Why would publishers distribute freebies that the recipient now doesn't have to purchase and even risk major spoiler potential?
Libraries aren't the sales-killers you might imagine. When librarians render enthusiasm for forthcoming books, and when libraries offer access that builds interest in an author, title, or series--everybody profits. And we respect our readers too much to divulge what we shouldn't. (But it's OK to hint that Amy Tan's The Valley of Amazement--due out in November--is worth the wait.)
When I sent my daughter a photo of an epic queue threading around the ground floor, up the escalator, and onto the show floor, she responded, "So, is it pretty much like a Con except with fewer people dressed as Jedis?"
Probably.

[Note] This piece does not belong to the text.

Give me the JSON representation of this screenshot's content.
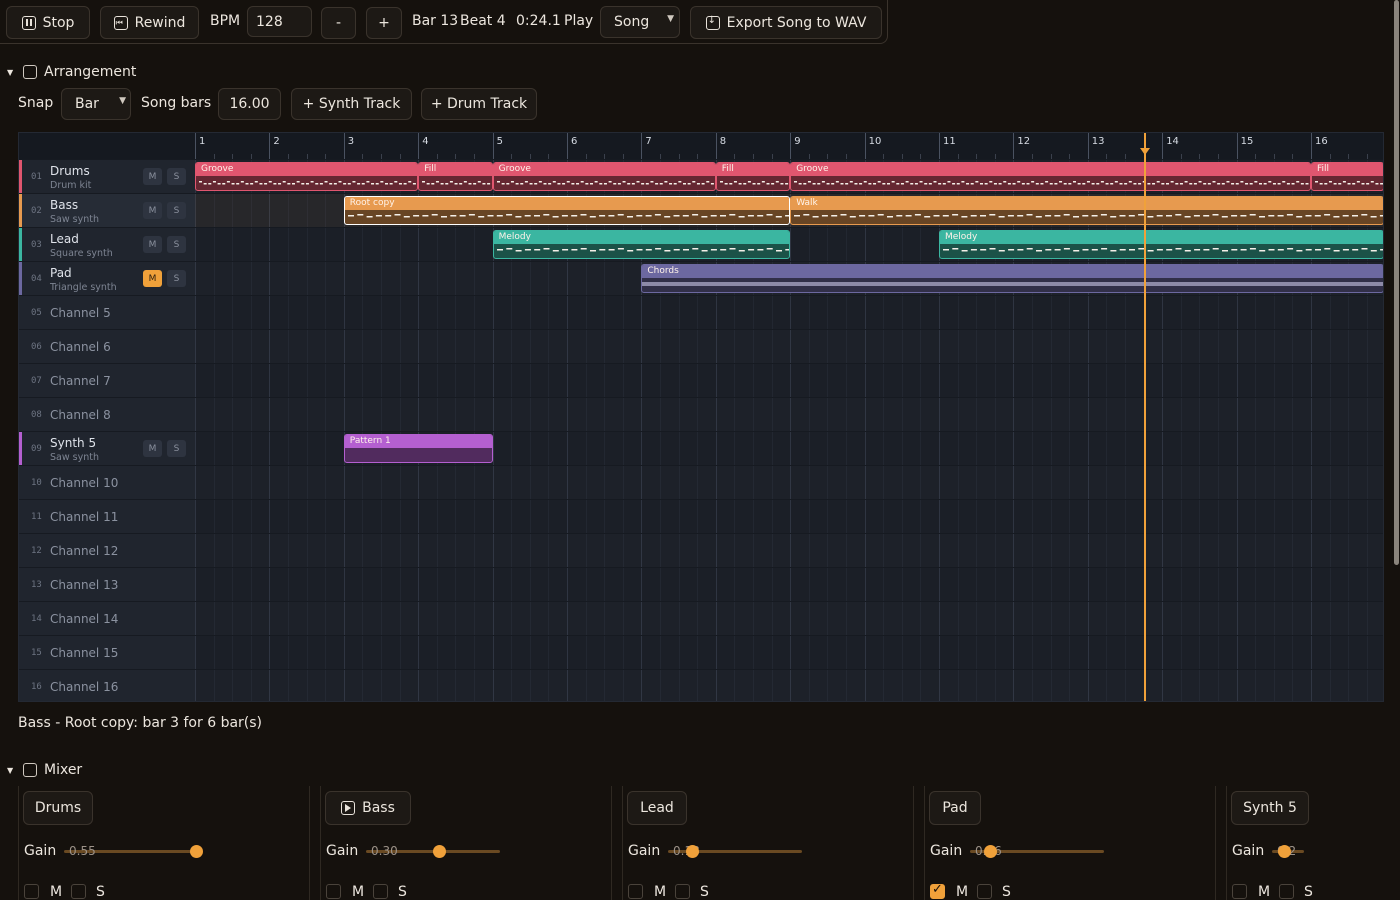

But BEA attendees likely demonstrate more consideration than most, and the rumors are more frequently substantiated--Diana Gabaldon's contract for an Outlander TV series, Brad Pitt's production of the TV drama based on Jason Mott's The Returned. I bagged an autographed advance copy of The Returned, published by Harlequin, due out in September, and expected to generate major buzz.
And speaking of consideration: choosing Ann Romney's autograph line meant missing out on Helen Fielding's session. But Ann arrived 25 minutes early and instantly settled in to chat with readers and sign pamphlets. Thanks to her solicitude, some of us could meet and photograph both authors--and be doubly impressed.
Book giveaways (limited quantities, first come-first served) I was especially gratified to snag include Jessica Stilling's Betwixt and Between (said to be "The Lovely Bones meets Peter Pan"), Elizabeth Kelly's The Last Summer of the Camperdown, Elinor Lipman's I Can't Complain, Lee Smith's Guests on Earth and poet Billy Collins' latest, Aimless Love. But then those copies of Elizabeth Gilbert's The Signature of All Things, Bill Bryson's One Summer: America, 1927, and A. Scott Berg's Wilson are calling to me, as well.
Next time, I'll post more details about upcoming library prize and giveaway opportunities for exciting BEA books and swag (because librarians always share).
We may even overthink that whole fairness thing. Late Thursday afternoon, the young librarian just ahead of me sighed exhaustedly, revealing that she had one more "duty" line before calling it a day. She'd promised a co-worker a particular autographed Romance book.
I had that very book in my bag and believed it to be replaceable the next day. So I offered it to her. She brightened for a moment, asked, "Are you sure!?" and began to reach for it. Then her Sense of Obligation kicked in, and she shook her head mournfully. "I just couldn't," she confessed. "I've got to earn it."